Apiculture has provided a relatively stable and sustainable source of income from the forest. Irma from the village La Guadalupe says: "We wanted to work with bees because it is easy and at the same time it is valuable for the products of the bees: the honey is very important. we eat the honey and we like it a lot".
Beekeeping does not require expensive investment and once up and started beekeepers can augment their apiaries "for free" by catching wild swarms and changing the queen. "Before we saw swarms of bees passing and we never caught them because we thought we could not do it." reflects Maria, "now, if someone tells us they have seen a swarm, we know what to do".
One group of six continue working together and have specialised in the production of veils for beekeepers which they sell both within the region and have also exported to beekeeper societies in other States. Another woman specialises in making medicines from traditional products including honey and wax, whilst others sell sweets, candles, and even painted T-shirts with a bee theme.
Juanita says: "We make candles from foundation wax and from pure beeswax decorated with other natural materials such as wood and maize leaves. Some of the honey we sell crude, but to get a better price we also sell some in pots with labels."
Exchange visits between the groups have been organised, as well as visits to meetings of other beekeeping societies to encourage the interchange of ideas and to spread the word about women's new role in beekeeping.
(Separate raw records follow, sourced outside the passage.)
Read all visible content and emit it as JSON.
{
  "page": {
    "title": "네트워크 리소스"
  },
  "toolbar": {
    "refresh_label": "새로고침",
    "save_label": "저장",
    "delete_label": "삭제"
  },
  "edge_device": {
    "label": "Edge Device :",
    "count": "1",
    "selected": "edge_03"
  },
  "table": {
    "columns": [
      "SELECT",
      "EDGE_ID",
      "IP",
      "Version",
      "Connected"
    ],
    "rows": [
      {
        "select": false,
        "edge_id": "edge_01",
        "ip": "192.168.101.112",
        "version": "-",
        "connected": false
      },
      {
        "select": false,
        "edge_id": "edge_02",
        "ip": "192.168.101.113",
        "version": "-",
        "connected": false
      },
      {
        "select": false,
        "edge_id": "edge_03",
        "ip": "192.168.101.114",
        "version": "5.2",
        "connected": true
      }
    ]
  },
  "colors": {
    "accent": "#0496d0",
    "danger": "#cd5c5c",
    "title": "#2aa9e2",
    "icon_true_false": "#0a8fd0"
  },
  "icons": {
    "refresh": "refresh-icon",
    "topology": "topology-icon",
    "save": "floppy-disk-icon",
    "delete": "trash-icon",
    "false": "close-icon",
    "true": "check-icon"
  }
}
"At first we had problems with our husbands," adds Maria, "because they did not like it if we arrived home late to prepare their food. Some women had to leave the group because of this but in our case our husbands 'came to understand" Sometimes disappointments have to be suffered, for instance all groups have experienced the loss of colonies due to attacks of ants, disease, swarming and the recent arrival of the mite Varroa jacobsoni. However this is a learning experience and preventative measures are now taken.
Given the lack of communications (poor transport, few phone and fax facilities) and lack of experience in this field, it can be hard to sell the bottled honey, veils and candles. Pronatura has acted as an intermediary in the commercialisation process.
However, to ensure the long term sustainability of activities, training is being given in the use of phone and fax, and in making business contacts and sales so that the women themselves can undertake the process.